» **Work order**: Which lines of the data below hold "JSON"? Copy each of them.

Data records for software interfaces
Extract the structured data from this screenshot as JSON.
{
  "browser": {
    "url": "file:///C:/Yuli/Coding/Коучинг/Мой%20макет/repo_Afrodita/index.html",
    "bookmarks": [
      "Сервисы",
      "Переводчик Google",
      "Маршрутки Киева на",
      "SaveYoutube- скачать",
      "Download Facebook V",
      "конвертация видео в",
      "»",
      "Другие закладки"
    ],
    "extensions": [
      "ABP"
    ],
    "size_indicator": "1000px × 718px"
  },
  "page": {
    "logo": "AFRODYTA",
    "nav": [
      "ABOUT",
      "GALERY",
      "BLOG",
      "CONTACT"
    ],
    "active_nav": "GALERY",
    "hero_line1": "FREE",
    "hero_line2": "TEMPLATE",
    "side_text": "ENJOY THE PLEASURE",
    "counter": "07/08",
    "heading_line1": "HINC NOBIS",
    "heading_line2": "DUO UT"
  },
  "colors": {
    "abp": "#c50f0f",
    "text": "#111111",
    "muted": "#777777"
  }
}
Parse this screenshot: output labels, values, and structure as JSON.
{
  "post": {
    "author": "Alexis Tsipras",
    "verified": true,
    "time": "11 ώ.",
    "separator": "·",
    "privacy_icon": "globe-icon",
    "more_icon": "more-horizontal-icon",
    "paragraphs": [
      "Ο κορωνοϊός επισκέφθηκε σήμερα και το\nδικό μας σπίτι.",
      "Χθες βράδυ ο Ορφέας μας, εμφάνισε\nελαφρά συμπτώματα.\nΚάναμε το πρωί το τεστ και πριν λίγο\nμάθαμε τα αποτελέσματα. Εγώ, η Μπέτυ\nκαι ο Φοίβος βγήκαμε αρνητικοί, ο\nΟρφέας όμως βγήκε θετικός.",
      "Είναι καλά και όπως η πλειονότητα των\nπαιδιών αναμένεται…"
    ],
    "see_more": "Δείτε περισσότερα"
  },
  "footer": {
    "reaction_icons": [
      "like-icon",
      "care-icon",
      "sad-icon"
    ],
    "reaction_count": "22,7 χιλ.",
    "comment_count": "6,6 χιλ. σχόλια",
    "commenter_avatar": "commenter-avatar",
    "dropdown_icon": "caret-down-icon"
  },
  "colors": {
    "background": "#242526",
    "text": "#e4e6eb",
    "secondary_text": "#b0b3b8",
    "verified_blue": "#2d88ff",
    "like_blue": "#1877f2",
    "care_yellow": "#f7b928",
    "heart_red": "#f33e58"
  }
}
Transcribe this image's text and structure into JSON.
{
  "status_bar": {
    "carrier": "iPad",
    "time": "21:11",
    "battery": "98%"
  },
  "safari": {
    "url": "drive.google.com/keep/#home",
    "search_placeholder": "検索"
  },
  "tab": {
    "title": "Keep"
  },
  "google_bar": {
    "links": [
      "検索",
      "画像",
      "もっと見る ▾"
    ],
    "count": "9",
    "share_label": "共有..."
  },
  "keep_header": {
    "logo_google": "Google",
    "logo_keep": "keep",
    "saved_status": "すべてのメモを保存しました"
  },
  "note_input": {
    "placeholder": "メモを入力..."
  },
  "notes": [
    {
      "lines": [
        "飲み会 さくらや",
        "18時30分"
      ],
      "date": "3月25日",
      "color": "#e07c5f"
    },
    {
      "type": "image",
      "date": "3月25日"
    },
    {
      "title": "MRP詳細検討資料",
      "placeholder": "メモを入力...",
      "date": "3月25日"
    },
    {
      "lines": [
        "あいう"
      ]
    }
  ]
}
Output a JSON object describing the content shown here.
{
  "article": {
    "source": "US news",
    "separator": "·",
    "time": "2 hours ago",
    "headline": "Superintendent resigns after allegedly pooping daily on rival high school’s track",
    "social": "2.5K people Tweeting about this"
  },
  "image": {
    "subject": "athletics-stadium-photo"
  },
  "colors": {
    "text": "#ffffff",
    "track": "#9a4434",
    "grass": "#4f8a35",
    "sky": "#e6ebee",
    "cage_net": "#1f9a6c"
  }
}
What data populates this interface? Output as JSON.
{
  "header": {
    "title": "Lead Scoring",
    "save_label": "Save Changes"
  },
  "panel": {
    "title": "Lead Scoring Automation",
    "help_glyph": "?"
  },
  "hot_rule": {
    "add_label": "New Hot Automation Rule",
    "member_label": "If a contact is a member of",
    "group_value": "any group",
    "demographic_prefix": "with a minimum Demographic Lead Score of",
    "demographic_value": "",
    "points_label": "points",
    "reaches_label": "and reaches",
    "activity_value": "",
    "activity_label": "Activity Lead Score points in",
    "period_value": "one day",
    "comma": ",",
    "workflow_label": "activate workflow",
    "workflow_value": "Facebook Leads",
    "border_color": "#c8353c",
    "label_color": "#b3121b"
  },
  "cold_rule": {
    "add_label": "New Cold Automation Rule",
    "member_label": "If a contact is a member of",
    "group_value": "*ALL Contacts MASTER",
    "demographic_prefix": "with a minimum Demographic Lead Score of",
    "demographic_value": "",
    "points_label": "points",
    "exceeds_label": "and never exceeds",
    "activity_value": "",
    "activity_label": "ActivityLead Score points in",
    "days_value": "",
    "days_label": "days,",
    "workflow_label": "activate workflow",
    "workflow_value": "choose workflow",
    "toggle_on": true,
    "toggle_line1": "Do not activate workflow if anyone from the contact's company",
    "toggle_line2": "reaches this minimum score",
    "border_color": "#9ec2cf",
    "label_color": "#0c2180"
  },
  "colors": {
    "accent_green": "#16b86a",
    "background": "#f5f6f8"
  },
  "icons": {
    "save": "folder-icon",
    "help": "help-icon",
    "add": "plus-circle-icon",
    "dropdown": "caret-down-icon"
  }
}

» **Result**:
Extract the structured data from this screenshot as JSON.
Parse this screenshot: output labels, values, and structure as JSON.
Transcribe this image's text and structure into JSON.
Output a JSON object describing the content shown here.
What data populates this interface? Output as JSON.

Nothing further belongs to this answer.